PROBLEM DETAILS:
Every line of the listing belongs in your answer exactly as written; the images do not.

INPUT DATA:
--
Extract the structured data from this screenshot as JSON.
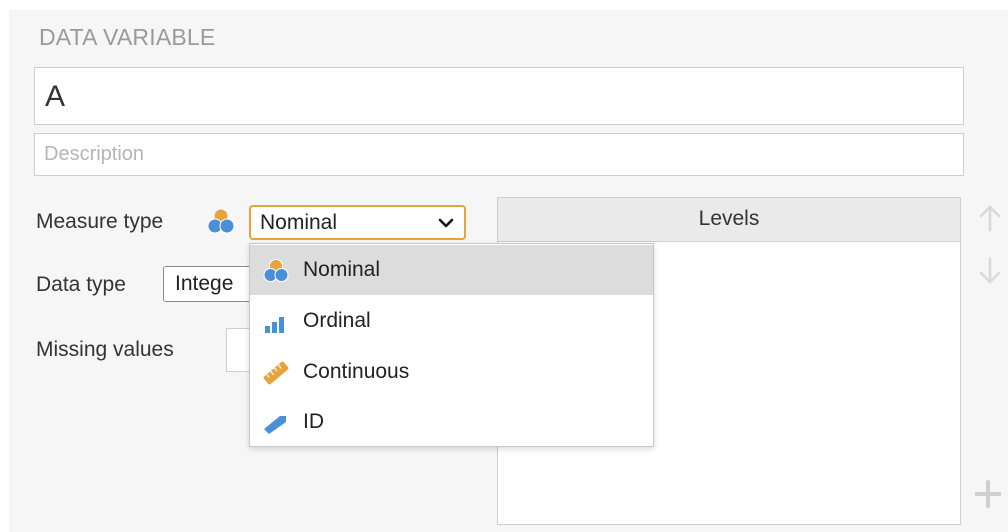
{
  "section_title": "DATA VARIABLE",
  "variable": {
    "name": "A",
    "description_placeholder": "Description"
  },
  "measure_type": {
    "label": "Measure type",
    "selected": "Nominal",
    "icon": "nominal-icon"
  },
  "data_type": {
    "label": "Data type",
    "selected": "Intege"
  },
  "missing_values": {
    "label": "Missing values"
  },
  "levels": {
    "header": "Levels"
  },
  "dropdown": {
    "options": [
      {
        "label": "Nominal",
        "icon": "nominal-icon",
        "selected": true
      },
      {
        "label": "Ordinal",
        "icon": "ordinal-icon",
        "selected": false
      },
      {
        "label": "Continuous",
        "icon": "continuous-icon",
        "selected": false
      },
      {
        "label": "ID",
        "icon": "id-icon",
        "selected": false
      }
    ]
  },
  "colors": {
    "accent_orange": "#e8a33b",
    "icon_blue": "#4a90d9",
    "panel_bg": "#f6f6f6",
    "selected_option_bg": "#dcdcdc"
  }
}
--
RESULT BELOW:
Extract the structured data from this screenshot as JSON.
{
  "section_title": "DATA VARIABLE",
  "variable": {
    "name": "A",
    "description_placeholder": "Description"
  },
  "measure_type": {
    "label": "Measure type",
    "selected": "Nominal",
    "icon": "nominal-icon"
  },
  "data_type": {
    "label": "Data type",
    "selected": "Intege"
  },
  "missing_values": {
    "label": "Missing values"
  },
  "levels": {
    "header": "Levels"
  },
  "dropdown": {
    "options": [
      {
        "label": "Nominal",
        "icon": "nominal-icon",
        "selected": true
      },
      {
        "label": "Ordinal",
        "icon": "ordinal-icon",
        "selected": false
      },
      {
        "label": "Continuous",
        "icon": "continuous-icon",
        "selected": false
      },
      {
        "label": "ID",
        "icon": "id-icon",
        "selected": false
      }
    ]
  },
  "colors": {
    "accent_orange": "#e8a33b",
    "icon_blue": "#4a90d9",
    "panel_bg": "#f6f6f6",
    "selected_option_bg": "#dcdcdc"
  }
}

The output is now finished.